Additional Course Offerings

Argumentation and American Ideology and Argumentation and American Ideology Honors

Argumentation and American Ideology - In this course, students will build on their knowledge of grammar and rhetoric and ideologies while studying argumentation. Students will explore Toulmin’s Claim/Evidence/Warrant format, and the five primary forms of Warrant/Reasoning: deductive, inductive, abductive, narrative, and analogy. They will read and evaluate both nonfiction and fiction pieces. They will construct their own written and oral arguments, blending grammar with style. Assessments will include essays, oral exams, persuasive speeches and debates.

Argumentation and American Ideology Honors - The honors course reads more supplementary material, incorporates more challenging application and evaluation questions on assessments, requires more synthesis on essays, and has a higher expectation for oratory performance.

Capstone Honors

This culminating course will reinforce reading, grammar, rhetoric, and logic while focusing on research as well as synthesizing argumentation and style. The first semester will examine the relationship between language and thought through a survey of Western philosophy. The second semester will require students to put these ideas together in a capstone project involving a lengthy research essay and oral defense. The project can explore a topic from any discipline. Other assessments will include synthesis papers and philosophical position papers.
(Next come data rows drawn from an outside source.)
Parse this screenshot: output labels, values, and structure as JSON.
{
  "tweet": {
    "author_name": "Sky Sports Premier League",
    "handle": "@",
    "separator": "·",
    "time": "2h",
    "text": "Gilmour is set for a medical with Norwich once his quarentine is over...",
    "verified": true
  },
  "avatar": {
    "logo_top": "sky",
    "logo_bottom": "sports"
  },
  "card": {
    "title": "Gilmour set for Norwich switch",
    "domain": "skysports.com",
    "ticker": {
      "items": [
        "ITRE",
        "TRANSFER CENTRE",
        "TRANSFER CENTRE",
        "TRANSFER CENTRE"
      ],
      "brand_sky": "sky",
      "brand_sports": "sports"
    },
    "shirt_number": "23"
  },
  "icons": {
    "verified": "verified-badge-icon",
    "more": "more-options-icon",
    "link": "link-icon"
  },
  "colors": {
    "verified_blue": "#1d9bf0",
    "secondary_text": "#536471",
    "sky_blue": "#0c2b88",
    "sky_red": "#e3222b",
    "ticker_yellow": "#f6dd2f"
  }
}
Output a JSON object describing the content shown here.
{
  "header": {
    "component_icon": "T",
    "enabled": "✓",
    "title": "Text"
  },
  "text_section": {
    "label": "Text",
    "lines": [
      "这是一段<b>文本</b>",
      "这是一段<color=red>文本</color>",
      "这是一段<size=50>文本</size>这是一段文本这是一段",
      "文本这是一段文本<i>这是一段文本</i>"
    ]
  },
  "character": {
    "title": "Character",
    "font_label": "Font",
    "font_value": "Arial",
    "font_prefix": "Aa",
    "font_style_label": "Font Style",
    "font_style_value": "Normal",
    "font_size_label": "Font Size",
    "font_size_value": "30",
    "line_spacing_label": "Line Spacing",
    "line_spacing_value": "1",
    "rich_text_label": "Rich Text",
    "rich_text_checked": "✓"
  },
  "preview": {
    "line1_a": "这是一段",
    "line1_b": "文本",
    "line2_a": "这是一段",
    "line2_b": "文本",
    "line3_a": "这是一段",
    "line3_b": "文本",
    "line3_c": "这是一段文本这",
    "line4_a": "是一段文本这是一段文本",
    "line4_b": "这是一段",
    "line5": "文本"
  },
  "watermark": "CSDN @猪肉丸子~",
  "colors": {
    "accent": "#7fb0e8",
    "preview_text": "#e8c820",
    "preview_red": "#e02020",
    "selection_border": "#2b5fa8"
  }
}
Author Seminars

Students will continue to develop their skills in composition, grammar, and philosophy by examining a specific author through different ideological lenses. Students will refine their skills in stylistic analysis and argumentation through written and oral evaluations. The course involves close reading of at least two main texts, correlating non-fiction pieces and current event pieces. It culminates in a substantial synthesis research paper that allows students to put into practice the tools of argument and rhetoric they’ve acquired here at Oaks Christian.

These semester courses meet a half-year English requirement so students who enroll in this option must select two Author Seminars for the year.

Advanced Placement Offerings

AP Language and Composition

This AP course focuses on learning the elements of style and argumentation in order to analyze literature more accurately and to apply these principles to the students’ own writing.

AP Literature and Composition

The terminal objective of this course is to prepare students for the four sections of the AP Literature and Composition Test given each May. In order to reach this objective, students will use specific terminology to analyze various novels, dramas, poems, and prose. College work will be done in this class to ensure students are equipped to both pass the AP Exam and also write at a college level. Since 45% of the test is interpreting poems and prose passages, the most salient concern for all students is their ability to analyze literature individually and then answer college-level, analytical questions and write college-level essays based upon the poems and prose passages. Nevertheless, this course is far more than an effort to teach to the test; it is a thoughtful examination of some of the greatest literary masterpieces.